A clinical case study: Music therapy for an Ultra-Orthodox child with behavioural difficulties and developmental gaps
This study deals with Josh, a five-year-old Israeli child, within the Ultra-Orthodox community. Josh (pseudonym), was referred for music therapy for his non-age-compatible development and difficulties with emotional self-regulation. Josh’s emotional-behavioural expressions were experienced as contradictory to Ultra-Orthodox socio-cultural conventions. Both Josh’s family and community were reluctant to contain his difficulties. As a non-Ultra-Orthodox music therapist, the intercultural therapeutic process brought to light essential questions about my role in treating Josh. One such question was whether to help Josh reveal his genuine colourful character, contrary to conventions of his community or alternatively, help him cope with the demands of his conservative rigid community? During the therapeutic process, Josh’s mother expressed difficulty in accepting his character, which I experienced as indicating a form of rejection. This experience appeared to leave Josh fearful of being abandoned by his mother and wishing for an attachment with someone who would understand and accept him. During sessions we played, improvised, sang and created an experience of togetherness. Subsequently, Josh felt himself at ease to express his colourful character. Thus, the child who began with an immature self- expression developed coherent regulated self-expression through voice, recordings, improvisations and communicative musicality. Therapeutic engagement that did not seek to “fix” him, but rather to contain and accept him, led Josh to adopt more effective behavioural, communicative, and emotional strategies that helped him to obtain emotional regulation. In conclusion, Josh became a child who managed to contain the intricacy of preserving his vivid character as well as accepting the Ultra-Orthodox community’s conservative social conventions.
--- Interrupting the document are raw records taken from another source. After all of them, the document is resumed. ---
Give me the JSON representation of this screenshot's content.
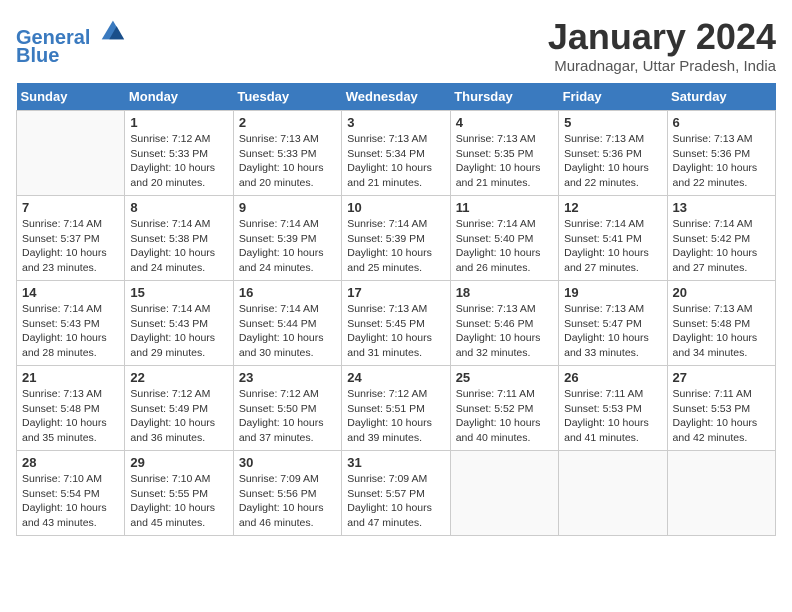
{
  "header": {
    "logo_line1": "General",
    "logo_line2": "Blue",
    "month": "January 2024",
    "location": "Muradnagar, Uttar Pradesh, India"
  },
  "weekdays": [
    "Sunday",
    "Monday",
    "Tuesday",
    "Wednesday",
    "Thursday",
    "Friday",
    "Saturday"
  ],
  "weeks": [
    [
      {
        "day": "",
        "info": ""
      },
      {
        "day": "1",
        "info": "Sunrise: 7:12 AM\nSunset: 5:33 PM\nDaylight: 10 hours\nand 20 minutes."
      },
      {
        "day": "2",
        "info": "Sunrise: 7:13 AM\nSunset: 5:33 PM\nDaylight: 10 hours\nand 20 minutes."
      },
      {
        "day": "3",
        "info": "Sunrise: 7:13 AM\nSunset: 5:34 PM\nDaylight: 10 hours\nand 21 minutes."
      },
      {
        "day": "4",
        "info": "Sunrise: 7:13 AM\nSunset: 5:35 PM\nDaylight: 10 hours\nand 21 minutes."
      },
      {
        "day": "5",
        "info": "Sunrise: 7:13 AM\nSunset: 5:36 PM\nDaylight: 10 hours\nand 22 minutes."
      },
      {
        "day": "6",
        "info": "Sunrise: 7:13 AM\nSunset: 5:36 PM\nDaylight: 10 hours\nand 22 minutes."
      }
    ],
    [
      {
        "day": "7",
        "info": "Sunrise: 7:14 AM\nSunset: 5:37 PM\nDaylight: 10 hours\nand 23 minutes."
      },
      {
        "day": "8",
        "info": "Sunrise: 7:14 AM\nSunset: 5:38 PM\nDaylight: 10 hours\nand 24 minutes."
      },
      {
        "day": "9",
        "info": "Sunrise: 7:14 AM\nSunset: 5:39 PM\nDaylight: 10 hours\nand 24 minutes."
      },
      {
        "day": "10",
        "info": "Sunrise: 7:14 AM\nSunset: 5:39 PM\nDaylight: 10 hours\nand 25 minutes."
      },
      {
        "day": "11",
        "info": "Sunrise: 7:14 AM\nSunset: 5:40 PM\nDaylight: 10 hours\nand 26 minutes."
      },
      {
        "day": "12",
        "info": "Sunrise: 7:14 AM\nSunset: 5:41 PM\nDaylight: 10 hours\nand 27 minutes."
      },
      {
        "day": "13",
        "info": "Sunrise: 7:14 AM\nSunset: 5:42 PM\nDaylight: 10 hours\nand 27 minutes."
      }
    ],
    [
      {
        "day": "14",
        "info": "Sunrise: 7:14 AM\nSunset: 5:43 PM\nDaylight: 10 hours\nand 28 minutes."
      },
      {
        "day": "15",
        "info": "Sunrise: 7:14 AM\nSunset: 5:43 PM\nDaylight: 10 hours\nand 29 minutes."
      },
      {
        "day": "16",
        "info": "Sunrise: 7:14 AM\nSunset: 5:44 PM\nDaylight: 10 hours\nand 30 minutes."
      },
      {
        "day": "17",
        "info": "Sunrise: 7:13 AM\nSunset: 5:45 PM\nDaylight: 10 hours\nand 31 minutes."
      },
      {
        "day": "18",
        "info": "Sunrise: 7:13 AM\nSunset: 5:46 PM\nDaylight: 10 hours\nand 32 minutes."
      },
      {
        "day": "19",
        "info": "Sunrise: 7:13 AM\nSunset: 5:47 PM\nDaylight: 10 hours\nand 33 minutes."
      },
      {
        "day": "20",
        "info": "Sunrise: 7:13 AM\nSunset: 5:48 PM\nDaylight: 10 hours\nand 34 minutes."
      }
    ],
    [
      {
        "day": "21",
        "info": "Sunrise: 7:13 AM\nSunset: 5:48 PM\nDaylight: 10 hours\nand 35 minutes."
      },
      {
        "day": "22",
        "info": "Sunrise: 7:12 AM\nSunset: 5:49 PM\nDaylight: 10 hours\nand 36 minutes."
      },
      {
        "day": "23",
        "info": "Sunrise: 7:12 AM\nSunset: 5:50 PM\nDaylight: 10 hours\nand 37 minutes."
      },
      {
        "day": "24",
        "info": "Sunrise: 7:12 AM\nSunset: 5:51 PM\nDaylight: 10 hours\nand 39 minutes."
      },
      {
        "day": "25",
        "info": "Sunrise: 7:11 AM\nSunset: 5:52 PM\nDaylight: 10 hours\nand 40 minutes."
      },
      {
        "day": "26",
        "info": "Sunrise: 7:11 AM\nSunset: 5:53 PM\nDaylight: 10 hours\nand 41 minutes."
      },
      {
        "day": "27",
        "info": "Sunrise: 7:11 AM\nSunset: 5:53 PM\nDaylight: 10 hours\nand 42 minutes."
      }
    ],
    [
      {
        "day": "28",
        "info": "Sunrise: 7:10 AM\nSunset: 5:54 PM\nDaylight: 10 hours\nand 43 minutes."
      },
      {
        "day": "29",
        "info": "Sunrise: 7:10 AM\nSunset: 5:55 PM\nDaylight: 10 hours\nand 45 minutes."
      },
      {
        "day": "30",
        "info": "Sunrise: 7:09 AM\nSunset: 5:56 PM\nDaylight: 10 hours\nand 46 minutes."
      },
      {
        "day": "31",
        "info": "Sunrise: 7:09 AM\nSunset: 5:57 PM\nDaylight: 10 hours\nand 47 minutes."
      },
      {
        "day": "",
        "info": ""
      },
      {
        "day": "",
        "info": ""
      },
      {
        "day": "",
        "info": ""
      }
    ]
  ]
}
attachment, emotion-regulation, dysregulation, Ultra-Orthodox, developmental gaps, intercultural, self
Dr Nir Seri is a musician and a music therapist with experience working with children from different cultural backgrounds in general and with Ultra-Orthodox children in particular. He also works with adults with special needs, and with children in a special education school. His musical composition and research deals especially with intercultural music. [firstname.lastname@example.org]